With society obsessed with the idea of smaller, smarter, and sexier gadgets, we’re often guilty of overlooking the old, clunky, and chunkier devices that we still rely on every day. Yes, we might queue for hours to get our hands on ever-slimmer iPhones and ultra-lightweight tablets, but for the most part we’re still happy to use a frightening array of old technologies and devices that litter our homes and offices.
In order to draw attention to some of the technological dinosaurs that are still popular today, we decided to explore five ‘obsolete’ technologies – five pieces of kit (and the bright ideas behind them) that should have been replaced years ago, but which still linger on. Of course, there are hundreds and thousands of things we’re forgetting – so if you’re still hanging on to some older gadgets or gizmos, do get in touch to let us know!
CRT Monitors and TVs.
These days, you might be hard-pressed to find an older CRT TV or computer monitor in the average home – most people will have adopted newer LCD or plasma-screen TVs, which are lighter, thinner, and take up considerably less space. Keep searching though, and you’ll be surprised by how many CRT monitors and TVs are still floating around!
Popular in offices all over the world due to their lower cost, CRT screens are highly valued by competitive gamers and film enthusiasts! That’s because the older screens are much better at handling multiple resolutions, and can display colours far more accurately than their newer counterparts. They’re also less prone to input lag – the tiny fraction of time the TV takes to respond to input – which is especially important in computer and video games that demand rapid responsiveness, such as fighting and shooting games.
Payphones and Landlines
With almost everybody carrying around mobile phones these days, it’s surprising how many landline telephones are still used to place calls every day. Similarly, whilst payphones might be slowly disappearing from our streets, they’re still used fairly frequently by people wishing to place calls – perhaps when their mobile phone battery has run out of juice?
Statistics show that while younger people are choosing to forgo paying for a landline – between broadband internet services and their mobile phones, they don’t need the inflexibility of a corded phone – as many as 2 in 3 people continue to literally tie themselves down with a line rental! With mobile phone batteries getting better than ever, handset prices coming down, and the sheer usefulness of mobile phones though, it won’t be long before the landline goes the way of the dodo – or should that be the Flappy Bird?

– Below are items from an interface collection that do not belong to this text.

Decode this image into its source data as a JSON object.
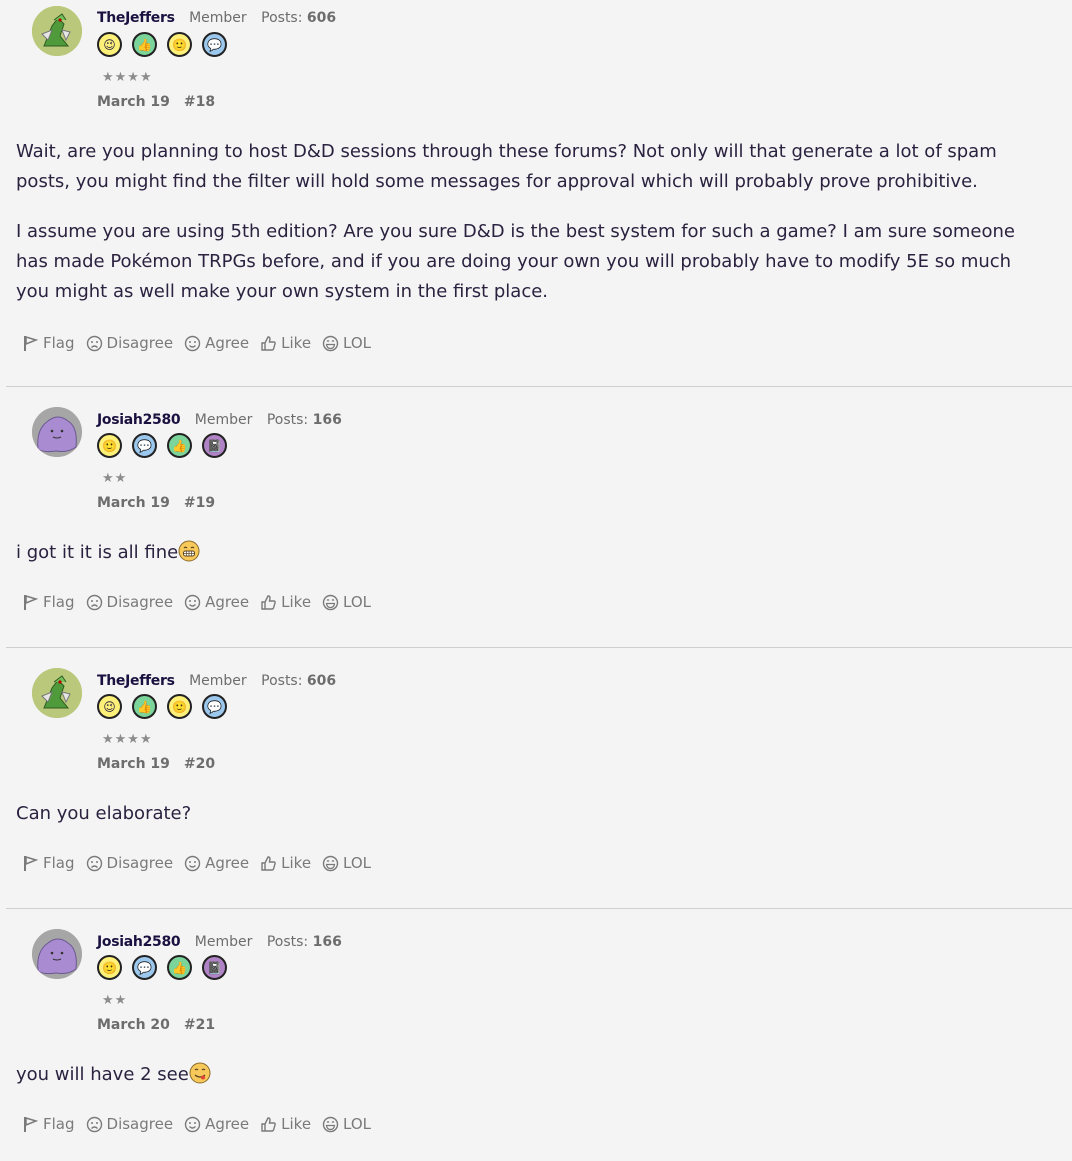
{
  "posts": [
    {
      "username": "TheJeffers",
      "role": "Member",
      "posts_label": "Posts:",
      "posts_count": "606",
      "stars": "★★★★",
      "date": "March 19",
      "number": "#18",
      "paragraphs": [
        "Wait, are you planning to host D&D sessions through these forums? Not only will that generate a lot of spam posts, you might find the filter will hold some messages for approval which will probably prove prohibitive.",
        "I assume you are using 5th edition? Are you sure D&D is the best system for such a game? I am sure someone has made Pokémon TRPGs before, and if you are doing your own you will probably have to modify 5E so much you might as well make your own system in the first place."
      ]
    },
    {
      "username": "Josiah2580",
      "role": "Member",
      "posts_label": "Posts:",
      "posts_count": "166",
      "stars": "★★",
      "date": "March 19",
      "number": "#19",
      "paragraphs": [
        "i got it it is all fine"
      ]
    },
    {
      "username": "TheJeffers",
      "role": "Member",
      "posts_label": "Posts:",
      "posts_count": "606",
      "stars": "★★★★",
      "date": "March 19",
      "number": "#20",
      "paragraphs": [
        "Can you elaborate?"
      ]
    },
    {
      "username": "Josiah2580",
      "role": "Member",
      "posts_label": "Posts:",
      "posts_count": "166",
      "stars": "★★",
      "date": "March 20",
      "number": "#21",
      "paragraphs": [
        "you will have 2 see"
      ]
    }
  ],
  "reactions": {
    "flag": "Flag",
    "disagree": "Disagree",
    "agree": "Agree",
    "like": "Like",
    "lol": "LOL"
  },
  "colors": {
    "background": "#f4f4f4",
    "text": "#2b2240",
    "muted": "#6d6d6d"
  }
}
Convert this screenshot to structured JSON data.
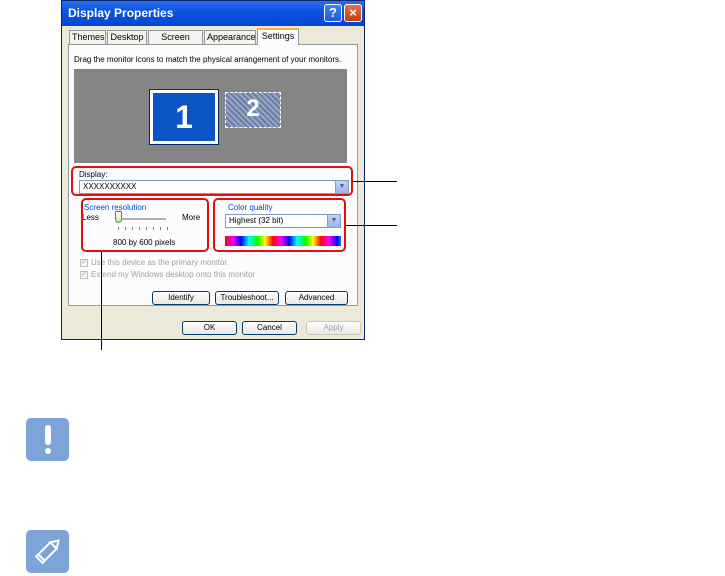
{
  "window": {
    "title": "Display Properties",
    "help_glyph": "?",
    "close_glyph": "×"
  },
  "tabs": [
    {
      "label": "Themes"
    },
    {
      "label": "Desktop"
    },
    {
      "label": "Screen Saver"
    },
    {
      "label": "Appearance"
    },
    {
      "label": "Settings",
      "active": true
    }
  ],
  "settings": {
    "instruction": "Drag the monitor icons to match the physical arrangement of your monitors.",
    "monitors": [
      {
        "label": "1",
        "selected": true
      },
      {
        "label": "2",
        "selected": false
      }
    ],
    "display_label": "Display:",
    "display_value": "XXXXXXXXXX",
    "screen_resolution_label": "Screen resolution",
    "less_label": "Less",
    "more_label": "More",
    "resolution_value": "800 by 600 pixels",
    "resolution_slider_level": 0,
    "color_quality_label": "Color quality",
    "color_quality_value": "Highest (32 bit)",
    "primary_monitor_label": "Use this device as the primary monitor.",
    "extend_desktop_label": "Extend my Windows desktop onto this monitor",
    "check_glyph": "✓",
    "dropdown_glyph": "▼",
    "identify_label": "Identify",
    "troubleshoot_label": "Troubleshoot...",
    "advanced_label": "Advanced"
  },
  "dialog_buttons": {
    "ok": "OK",
    "cancel": "Cancel",
    "apply": "Apply"
  },
  "icons": {
    "caution": "exclamation-icon",
    "note": "pencil-icon"
  },
  "colors": {
    "titlebar": "#0A54E3",
    "dialog_bg": "#ECE9D8",
    "callout": "#E01010",
    "notice_icon": "#7DA4D6"
  }
}
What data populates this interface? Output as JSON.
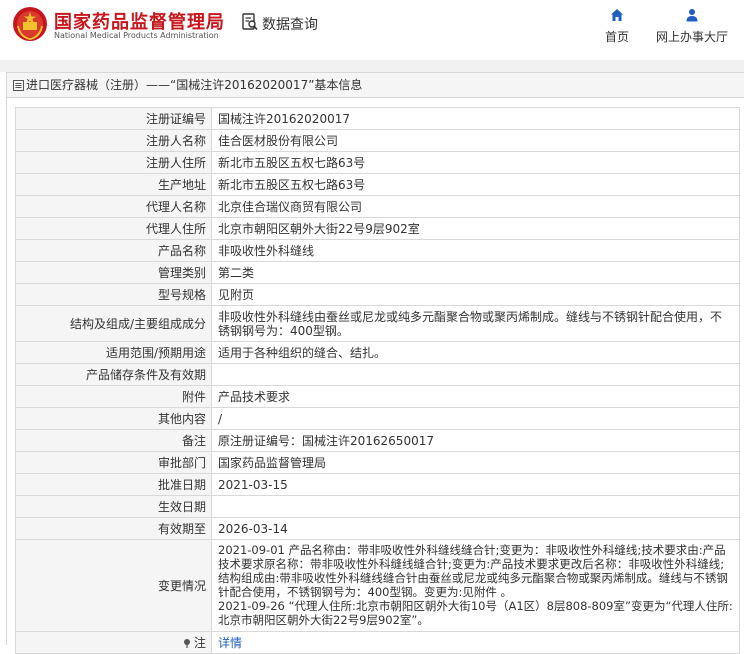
{
  "header": {
    "site_title": "国家药品监督管理局",
    "site_subtitle": "National Medical Products Administration",
    "query_label": "数据查询",
    "nav": [
      {
        "label": "首页",
        "icon": "home-icon"
      },
      {
        "label": "网上办事大厅",
        "icon": "user-icon"
      }
    ]
  },
  "panel": {
    "title": "进口医疗器械（注册）——“国械注许20162020017”基本信息",
    "rows": [
      {
        "key": "注册证编号",
        "value": "国械注许20162020017"
      },
      {
        "key": "注册人名称",
        "value": "佳合医材股份有限公司"
      },
      {
        "key": "注册人住所",
        "value": "新北市五股区五权七路63号"
      },
      {
        "key": "生产地址",
        "value": "新北市五股区五权七路63号"
      },
      {
        "key": "代理人名称",
        "value": "北京佳合瑞仪商贸有限公司"
      },
      {
        "key": "代理人住所",
        "value": "北京市朝阳区朝外大街22号9层902室"
      },
      {
        "key": "产品名称",
        "value": "非吸收性外科缝线"
      },
      {
        "key": "管理类别",
        "value": "第二类"
      },
      {
        "key": "型号规格",
        "value": "见附页"
      },
      {
        "key": "结构及组成/主要组成成分",
        "value": "非吸收性外科缝线由蚕丝或尼龙或纯多元酯聚合物或聚丙烯制成。缝线与不锈钢针配合使用，不锈钢钢号为：400型钢。"
      },
      {
        "key": "适用范围/预期用途",
        "value": "适用于各种组织的缝合、结扎。"
      },
      {
        "key": "产品储存条件及有效期",
        "value": ""
      },
      {
        "key": "附件",
        "value": "产品技术要求"
      },
      {
        "key": "其他内容",
        "value": "/"
      },
      {
        "key": "备注",
        "value": "原注册证编号：国械注许20162650017"
      },
      {
        "key": "审批部门",
        "value": "国家药品监督管理局"
      },
      {
        "key": "批准日期",
        "value": "2021-03-15"
      },
      {
        "key": "生效日期",
        "value": ""
      },
      {
        "key": "有效期至",
        "value": "2026-03-14"
      },
      {
        "key": "变更情况",
        "value": "2021-09-01 产品名称由：带非吸收性外科缝线缝合针;变更为：非吸收性外科缝线;技术要求由:产品技术要求原名称：带非吸收性外科缝线缝合针;变更为:产品技术要求更改后名称：非吸收性外科缝线;结构组成由:带非吸收性外科缝线缝合针由蚕丝或尼龙或纯多元酯聚合物或聚丙烯制成。缝线与不锈钢针配合使用，不锈钢钢号为：400型钢。变更为:见附件 。\n2021-09-26 “代理人住所:北京市朝阳区朝外大街10号（A1区）8层808-809室”变更为“代理人住所:北京市朝阳区朝外大街22号9层902室”。"
      },
      {
        "key": "注",
        "value": "详情"
      }
    ]
  },
  "colors": {
    "brand": "#c8161d",
    "nav_icon": "#1f5fbf",
    "link": "#1f5fbf"
  }
}
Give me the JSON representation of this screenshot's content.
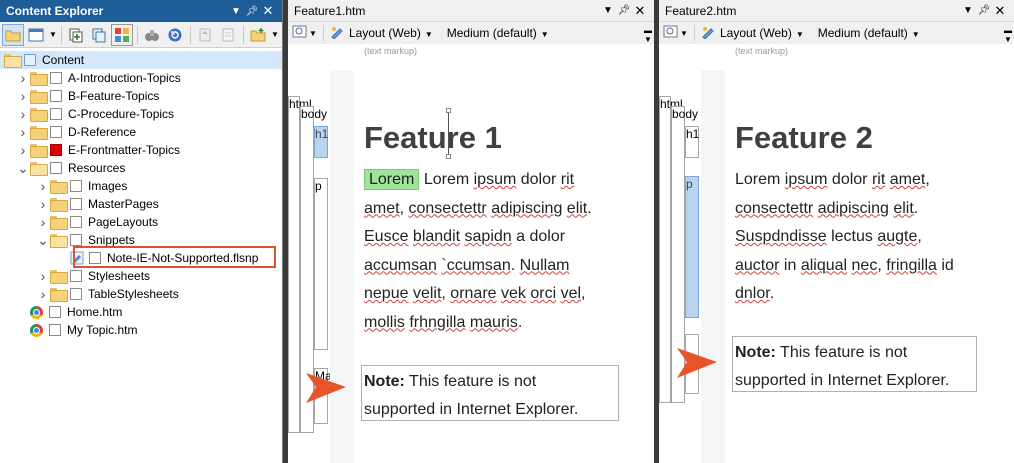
{
  "explorer": {
    "title": "Content Explorer",
    "tree": [
      {
        "label": "Content",
        "level": 0,
        "type": "root",
        "expanded": "none",
        "selected": true
      },
      {
        "label": "A-Introduction-Topics",
        "level": 1,
        "type": "folder",
        "expanded": "collapsed"
      },
      {
        "label": "B-Feature-Topics",
        "level": 1,
        "type": "folder",
        "expanded": "collapsed"
      },
      {
        "label": "C-Procedure-Topics",
        "level": 1,
        "type": "folder",
        "expanded": "collapsed"
      },
      {
        "label": "D-Reference",
        "level": 1,
        "type": "folder",
        "expanded": "collapsed"
      },
      {
        "label": "E-Frontmatter-Topics",
        "level": 1,
        "type": "folder",
        "expanded": "collapsed",
        "checkbox": "red"
      },
      {
        "label": "Resources",
        "level": 1,
        "type": "folder-open",
        "expanded": "expanded"
      },
      {
        "label": "Images",
        "level": 2,
        "type": "folder",
        "expanded": "collapsed"
      },
      {
        "label": "MasterPages",
        "level": 2,
        "type": "folder",
        "expanded": "collapsed"
      },
      {
        "label": "PageLayouts",
        "level": 2,
        "type": "folder",
        "expanded": "collapsed"
      },
      {
        "label": "Snippets",
        "level": 2,
        "type": "folder-open",
        "expanded": "expanded"
      },
      {
        "label": "Note-IE-Not-Supported.flsnp",
        "level": 3,
        "type": "snippet",
        "expanded": "none"
      },
      {
        "label": "Stylesheets",
        "level": 2,
        "type": "folder",
        "expanded": "collapsed"
      },
      {
        "label": "TableStylesheets",
        "level": 2,
        "type": "folder",
        "expanded": "collapsed"
      },
      {
        "label": "Home.htm",
        "level": 1,
        "type": "chrome",
        "expanded": "none"
      },
      {
        "label": "My Topic.htm",
        "level": 1,
        "type": "chrome",
        "expanded": "none"
      }
    ]
  },
  "editor1": {
    "title": "Feature1.htm",
    "layout": "Layout (Web)",
    "medium": "Medium (default)",
    "markup_note": "(text markup)",
    "gutter": {
      "html": "html",
      "body": "body",
      "h1": "h1",
      "p": "p",
      "div": "Ma"
    },
    "heading": "Feature 1",
    "lorem_highlight": "Lorem",
    "lines": [
      [
        {
          "t": "Lorem ",
          "sq": false
        },
        {
          "t": "ipsum",
          "sq": true
        },
        {
          "t": " dolor ",
          "sq": false
        },
        {
          "t": "rit",
          "sq": true
        }
      ],
      [
        {
          "t": "amet",
          "sq": true
        },
        {
          "t": ", ",
          "sq": false
        },
        {
          "t": "consectettr",
          "sq": true
        },
        {
          "t": " ",
          "sq": false
        },
        {
          "t": "adipiscing",
          "sq": true
        },
        {
          "t": " ",
          "sq": false
        },
        {
          "t": "elit",
          "sq": true
        },
        {
          "t": ".",
          "sq": false
        }
      ],
      [
        {
          "t": "Eusce",
          "sq": true
        },
        {
          "t": " ",
          "sq": false
        },
        {
          "t": "blandit",
          "sq": true
        },
        {
          "t": " ",
          "sq": false
        },
        {
          "t": "sapidn",
          "sq": true
        },
        {
          "t": " a dolor",
          "sq": false
        }
      ],
      [
        {
          "t": "accumsan",
          "sq": true
        },
        {
          "t": " ",
          "sq": false
        },
        {
          "t": "`ccumsan",
          "sq": true
        },
        {
          "t": ". ",
          "sq": false
        },
        {
          "t": "Nullam",
          "sq": true
        }
      ],
      [
        {
          "t": "nepue",
          "sq": true
        },
        {
          "t": " ",
          "sq": false
        },
        {
          "t": "velit",
          "sq": true
        },
        {
          "t": ", ",
          "sq": false
        },
        {
          "t": "ornare",
          "sq": true
        },
        {
          "t": " ",
          "sq": false
        },
        {
          "t": "vek",
          "sq": true
        },
        {
          "t": " ",
          "sq": false
        },
        {
          "t": "orci",
          "sq": true
        },
        {
          "t": " ",
          "sq": false
        },
        {
          "t": "vel",
          "sq": true
        },
        {
          "t": ",",
          "sq": false
        }
      ],
      [
        {
          "t": "mollis",
          "sq": true
        },
        {
          "t": " ",
          "sq": false
        },
        {
          "t": "frhngilla",
          "sq": true
        },
        {
          "t": " ",
          "sq": false
        },
        {
          "t": "mauris",
          "sq": true
        },
        {
          "t": ".",
          "sq": false
        }
      ]
    ],
    "note_label": "Note:",
    "note_line1": " This feature is not",
    "note_line2": "supported in Internet Explorer."
  },
  "editor2": {
    "title": "Feature2.htm",
    "layout": "Layout (Web)",
    "medium": "Medium (default)",
    "markup_note": "(text markup)",
    "gutter": {
      "html": "html",
      "body": "body",
      "h1": "h1",
      "p": "p"
    },
    "heading": "Feature 2",
    "lines": [
      [
        {
          "t": "Lorem ",
          "sq": false
        },
        {
          "t": "ipsum",
          "sq": true
        },
        {
          "t": " dolor ",
          "sq": false
        },
        {
          "t": "rit",
          "sq": true
        },
        {
          "t": " ",
          "sq": false
        },
        {
          "t": "amet",
          "sq": true
        },
        {
          "t": ",",
          "sq": false
        }
      ],
      [
        {
          "t": "consectettr",
          "sq": true
        },
        {
          "t": " ",
          "sq": false
        },
        {
          "t": "adipiscing",
          "sq": true
        },
        {
          "t": " ",
          "sq": false
        },
        {
          "t": "elit",
          "sq": true
        },
        {
          "t": ".",
          "sq": false
        }
      ],
      [
        {
          "t": "Suspdndisse",
          "sq": true
        },
        {
          "t": " lectus ",
          "sq": false
        },
        {
          "t": "augte",
          "sq": true
        },
        {
          "t": ",",
          "sq": false
        }
      ],
      [
        {
          "t": "auctor",
          "sq": true
        },
        {
          "t": " in ",
          "sq": false
        },
        {
          "t": "aliqual",
          "sq": true
        },
        {
          "t": " ",
          "sq": false
        },
        {
          "t": "nec",
          "sq": true
        },
        {
          "t": ", ",
          "sq": false
        },
        {
          "t": "fringilla",
          "sq": true
        },
        {
          "t": " id",
          "sq": false
        }
      ],
      [
        {
          "t": "dnlor",
          "sq": true
        },
        {
          "t": ".",
          "sq": false
        }
      ]
    ],
    "note_label": "Note:",
    "note_line1": " This feature is not",
    "note_line2": "supported in Internet Explorer."
  },
  "colors": {
    "accent_title": "#1f5d99",
    "highlight_box": "#d9532c",
    "arrow": "#e8542a",
    "lorem_highlight": "#9ee49a"
  },
  "icons": [
    "open-folder-icon",
    "window-icon",
    "add-files-icon",
    "copy-icon",
    "grid-icon",
    "binoculars-icon",
    "refresh-icon",
    "chevron-down-icon",
    "pin-icon",
    "close-icon",
    "zoom-icon",
    "layout-icon",
    "snippet-icon",
    "chrome-icon",
    "arrow-pointer-icon"
  ]
}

CDs, DVDs, and Flash Drives.
Physical media used to be the only way to save, share, and record your favourite songs, your homework, and your holiday snaps. The trend started with tapes, and the humble floppy disk, and evolved quickly to DVDs and USB Flash Drives. As the amount of information that could be stored grew, the size of the physical media got progressively smaller. Today, of course, we’re able to access every song that’s ever been sung, every book that’s ever been written, and every movie that’s ever been filmed just by pulling out our phone – but that doesn’t mean we always do…
Some purists continue to hang on to their older CDs and DVDS (I still buy physical copies of my favourite movies, for example), choosing physical copies of their data rather than buying into the flexibility and other potential benefits of Cloud storage. Despite everything being backed up online these days, the worry that your CD might get scratched, or your flash drive might get lost is one that many people still face today.
A controversial entry, no doubt, but paper is by far the most ubiquitous, and the most out-dated, piece of technology on our list. In fact, it’s so simple, and so ancient, that calling it ‘technology’ somehow feels wrong! From newspapers, to flyers, to books, and bills, paper is everywhere in our society and has been for thousands of years – but isn’t it time we replaced it?
The technology to replace paper already exists – and we’re already using it! Emails, ebooks, and online bills are increasingly common, whilst advertisers using billboards and posters are slowly making the switch from paper to LCD screens. These new technologies are more flexible and have a whole host of impressive features that sets them apart from paper – they can be programmed to be interactive, they can display moving images as well as stills, and they can be instantaneously updated. With so many benefits, it’s hopefully only a matter of time before paper disappears!
You might be forgiven for thinking that touchscreens are a new technology that have only been around for a few years. While the technology certainly only became popular with the rise of smartphones and tablet computers, it’s actually been around for over 40 years! The first touch screen was invented in the late 1960s, when it was used by the European Organisation for Nuclear Research (or CERN, which might be a more familiar name).
Touchscreens continued to be used in various devices throughout the 1970s, 1980s, and 1990s – but it wasn’t until the iPhone was launched in 2007 that Apple helped reinvent the touchscreen with a multi-touch approach. Touchscreen technology continues to evolve today, becoming more sensitive, responsive, and advanced over time. Apple will be looking to reinvent touchscreen again with the upcoming iPhone 6S’s ability to register how hard you’re pressing the glass… but after 40 years, isn’t it time we came up with another way to control our devices??